Today’s roundup of alternative energy news covers a potential stumbling block for BrightSource Energy’s Ivanpah solar thermal plant, the expected bankruptcy of a geothermal company, a shortfall in Mexico’s biofuels production, and a nice boost in venture funding for clean energy projects.
BrightSource Energy, Inc. has gotten a lot of good news lately. Google Inc. (NASDAQ: GOOG) invested $168 million in the company and the federal government ponied up $1.6 billion in loan guarantees to construct the company’s 392-megawatt Ivanpah solar thermal power plant. The company has also filed for an IPO, mainly on the strength of its go-ahead to build Ivanpah. That permission could be in danger, though, since the US Bureau of Land Management has countered an earlier biological assessment by the US Fish and Wildlife Service, concluding that a rare species of desert tortoise is, in fact, in danger of being killed or displaced by the BrightSource project.
The US FWS survey estimated that the project would disturb only a few dozen of the creatures, while the BLM study estimated that the project could lead to the loss of nearly 1,000 of the tortoises. The BLM study requires that BrightSource relocate the tortoises, which will add to the cost of the project and probably push out the schedule. How this particular wrinkle is ironed out will have a significant impact on federal government plans to open up large tracts of federal land for industrial scale clean energy projects.

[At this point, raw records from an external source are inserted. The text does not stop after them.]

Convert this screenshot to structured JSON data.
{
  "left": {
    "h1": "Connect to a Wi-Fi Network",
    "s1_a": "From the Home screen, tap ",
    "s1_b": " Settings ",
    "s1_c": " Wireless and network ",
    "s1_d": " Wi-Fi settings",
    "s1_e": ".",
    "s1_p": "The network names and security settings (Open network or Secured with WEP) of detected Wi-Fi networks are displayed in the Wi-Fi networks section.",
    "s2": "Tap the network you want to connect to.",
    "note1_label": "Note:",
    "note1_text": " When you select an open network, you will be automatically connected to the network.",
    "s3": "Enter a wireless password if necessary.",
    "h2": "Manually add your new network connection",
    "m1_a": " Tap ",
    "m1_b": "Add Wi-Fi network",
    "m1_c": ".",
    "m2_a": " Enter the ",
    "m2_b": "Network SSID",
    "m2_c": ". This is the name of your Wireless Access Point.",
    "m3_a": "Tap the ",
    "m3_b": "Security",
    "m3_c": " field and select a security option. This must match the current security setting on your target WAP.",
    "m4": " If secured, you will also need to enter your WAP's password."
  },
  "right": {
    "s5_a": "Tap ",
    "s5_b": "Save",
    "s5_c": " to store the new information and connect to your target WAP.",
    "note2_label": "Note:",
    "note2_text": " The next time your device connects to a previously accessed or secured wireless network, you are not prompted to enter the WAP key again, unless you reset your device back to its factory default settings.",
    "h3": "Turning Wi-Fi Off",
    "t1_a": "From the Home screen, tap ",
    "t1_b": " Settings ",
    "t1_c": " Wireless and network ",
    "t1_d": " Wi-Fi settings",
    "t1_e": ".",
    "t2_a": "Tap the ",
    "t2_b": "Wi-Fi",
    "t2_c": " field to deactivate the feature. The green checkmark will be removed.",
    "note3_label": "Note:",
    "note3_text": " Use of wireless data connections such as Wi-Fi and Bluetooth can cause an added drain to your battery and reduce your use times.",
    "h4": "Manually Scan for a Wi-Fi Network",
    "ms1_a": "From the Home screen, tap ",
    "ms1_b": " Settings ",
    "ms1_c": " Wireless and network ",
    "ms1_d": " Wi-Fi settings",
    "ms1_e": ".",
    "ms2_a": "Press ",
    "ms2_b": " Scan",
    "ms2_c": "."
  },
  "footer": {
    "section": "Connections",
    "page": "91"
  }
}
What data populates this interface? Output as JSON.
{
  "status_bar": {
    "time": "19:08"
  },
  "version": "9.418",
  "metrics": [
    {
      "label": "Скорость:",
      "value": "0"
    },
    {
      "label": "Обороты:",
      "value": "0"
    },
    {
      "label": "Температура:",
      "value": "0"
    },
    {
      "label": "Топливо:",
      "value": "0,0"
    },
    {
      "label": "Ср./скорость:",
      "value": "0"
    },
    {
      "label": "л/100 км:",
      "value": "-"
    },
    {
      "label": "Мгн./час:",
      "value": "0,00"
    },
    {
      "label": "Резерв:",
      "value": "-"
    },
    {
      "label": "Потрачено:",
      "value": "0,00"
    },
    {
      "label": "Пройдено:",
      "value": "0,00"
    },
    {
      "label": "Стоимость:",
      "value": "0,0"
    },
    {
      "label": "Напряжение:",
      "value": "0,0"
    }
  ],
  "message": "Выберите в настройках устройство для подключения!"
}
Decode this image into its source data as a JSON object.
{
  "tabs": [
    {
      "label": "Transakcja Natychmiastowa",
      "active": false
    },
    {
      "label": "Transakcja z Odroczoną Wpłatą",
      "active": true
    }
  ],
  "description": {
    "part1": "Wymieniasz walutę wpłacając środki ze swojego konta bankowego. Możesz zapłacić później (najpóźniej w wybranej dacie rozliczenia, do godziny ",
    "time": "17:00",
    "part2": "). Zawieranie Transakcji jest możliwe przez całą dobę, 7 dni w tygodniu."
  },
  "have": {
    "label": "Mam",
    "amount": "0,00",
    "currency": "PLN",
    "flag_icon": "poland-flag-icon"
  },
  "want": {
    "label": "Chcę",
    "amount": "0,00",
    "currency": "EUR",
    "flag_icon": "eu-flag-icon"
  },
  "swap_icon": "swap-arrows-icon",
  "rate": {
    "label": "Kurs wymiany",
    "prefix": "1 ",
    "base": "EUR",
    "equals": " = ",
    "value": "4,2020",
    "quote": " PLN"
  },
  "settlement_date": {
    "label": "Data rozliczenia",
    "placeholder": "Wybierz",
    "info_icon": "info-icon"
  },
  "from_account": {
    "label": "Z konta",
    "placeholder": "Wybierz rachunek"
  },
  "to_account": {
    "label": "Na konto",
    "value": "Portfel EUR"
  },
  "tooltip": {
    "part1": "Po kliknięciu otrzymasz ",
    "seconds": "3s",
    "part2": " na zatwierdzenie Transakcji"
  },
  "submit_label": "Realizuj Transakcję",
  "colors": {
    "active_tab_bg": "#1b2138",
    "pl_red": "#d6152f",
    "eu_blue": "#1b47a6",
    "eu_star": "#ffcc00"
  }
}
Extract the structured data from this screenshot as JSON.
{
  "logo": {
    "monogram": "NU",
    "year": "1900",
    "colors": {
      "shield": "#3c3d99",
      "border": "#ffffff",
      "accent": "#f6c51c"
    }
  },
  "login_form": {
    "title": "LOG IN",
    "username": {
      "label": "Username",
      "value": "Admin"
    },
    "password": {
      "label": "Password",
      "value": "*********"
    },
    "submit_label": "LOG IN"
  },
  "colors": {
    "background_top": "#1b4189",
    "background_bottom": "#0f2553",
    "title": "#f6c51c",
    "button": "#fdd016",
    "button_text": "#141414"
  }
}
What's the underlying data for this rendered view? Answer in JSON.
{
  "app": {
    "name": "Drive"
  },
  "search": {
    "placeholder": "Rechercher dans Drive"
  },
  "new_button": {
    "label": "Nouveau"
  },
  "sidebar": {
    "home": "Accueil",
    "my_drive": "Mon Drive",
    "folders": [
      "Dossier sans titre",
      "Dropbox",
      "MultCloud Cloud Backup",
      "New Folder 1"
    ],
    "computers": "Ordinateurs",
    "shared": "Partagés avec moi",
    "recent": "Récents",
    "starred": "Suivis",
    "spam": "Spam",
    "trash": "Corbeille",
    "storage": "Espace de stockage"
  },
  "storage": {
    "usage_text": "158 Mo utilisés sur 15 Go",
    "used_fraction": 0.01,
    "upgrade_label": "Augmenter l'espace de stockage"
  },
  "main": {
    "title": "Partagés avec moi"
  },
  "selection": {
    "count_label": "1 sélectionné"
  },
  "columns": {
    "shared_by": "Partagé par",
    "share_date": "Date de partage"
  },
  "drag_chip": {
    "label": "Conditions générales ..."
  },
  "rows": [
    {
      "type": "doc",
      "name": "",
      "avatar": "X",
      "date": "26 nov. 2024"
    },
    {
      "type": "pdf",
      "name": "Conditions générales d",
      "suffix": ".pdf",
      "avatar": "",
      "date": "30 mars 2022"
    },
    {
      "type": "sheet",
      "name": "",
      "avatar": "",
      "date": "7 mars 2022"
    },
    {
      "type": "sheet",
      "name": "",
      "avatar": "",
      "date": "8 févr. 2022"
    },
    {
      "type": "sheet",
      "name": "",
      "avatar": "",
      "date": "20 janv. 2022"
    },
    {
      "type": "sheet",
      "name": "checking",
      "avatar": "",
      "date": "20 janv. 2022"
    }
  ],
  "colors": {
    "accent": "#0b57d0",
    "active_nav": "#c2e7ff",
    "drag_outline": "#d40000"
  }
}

Geothermal energy developer Raser Technologies Inc. (OTC: RZTI) has filed for Chapter 11 bankruptcy protection while it tries to restructure its business and finances. The company has arranged for $8.75 million in debtor-in-possession financing to keep the company going and plans to restructure more than $90 million in secured and unsecured debt and more than $5 million in unpaid bills. What the company can do to pull itself out of this mess is complete more of its projects. But geothermal development costs a lot of money and takes a lot of time, both in short supply for Raser.
The government of Mexico had set a target of 2010 for the country to blend 3.2% of its gasoline supply with biofuels. That target date has come and gone, and has now been reset to 2012. If the new target date is to be realized, then the country and its national oil company, known as Pemex, are going to have to spend some real money.
Developing biofuels has fallen down the country’s priorities list as Mexico tries to figure out how to slow its outflows of hard currency to pay for imported gasoline. Pemex’s crude oil production has dropped about 30% since 2004 putting a severe crimp in investing in more exploration and development. The country needs to develop a biofuels industry so it can avoid paying for imported gasoline. There’s the beginning of a vicious circle here.
Venture capital investment in cleantech during the first quarter of 2011 reached $1.14 billion, up 54% from the same period a year ago, according to a study by Ernst & Young LLP. Investment in later stages was the most common.
Thin-film solar PV start-up MiaSole took home $106 million, about a quarter of the funds invested in energy and electricity generation companies. MiaSole manufactures copper indium gallium selenide (CIGS) thin-film solar panels, and competes with the cadmium telluride (CdTe) technology from First Solar, Inc. (NASDAQ: FSLR). First Solar is also working on a CIGS product.
In the energy storage segment, Bloom Energy and its fuel cell took the largest deal — $100 million. The least amount of investment went into energy efficiency companies, with a total of just $95 million in investment during the quarter.
Companies based in California took 56% of the investment ($637.2 million), up from 41% a year ago. Companies in the southeastern US grabbed $150.2 million and New England-based companies took in $174.2 million.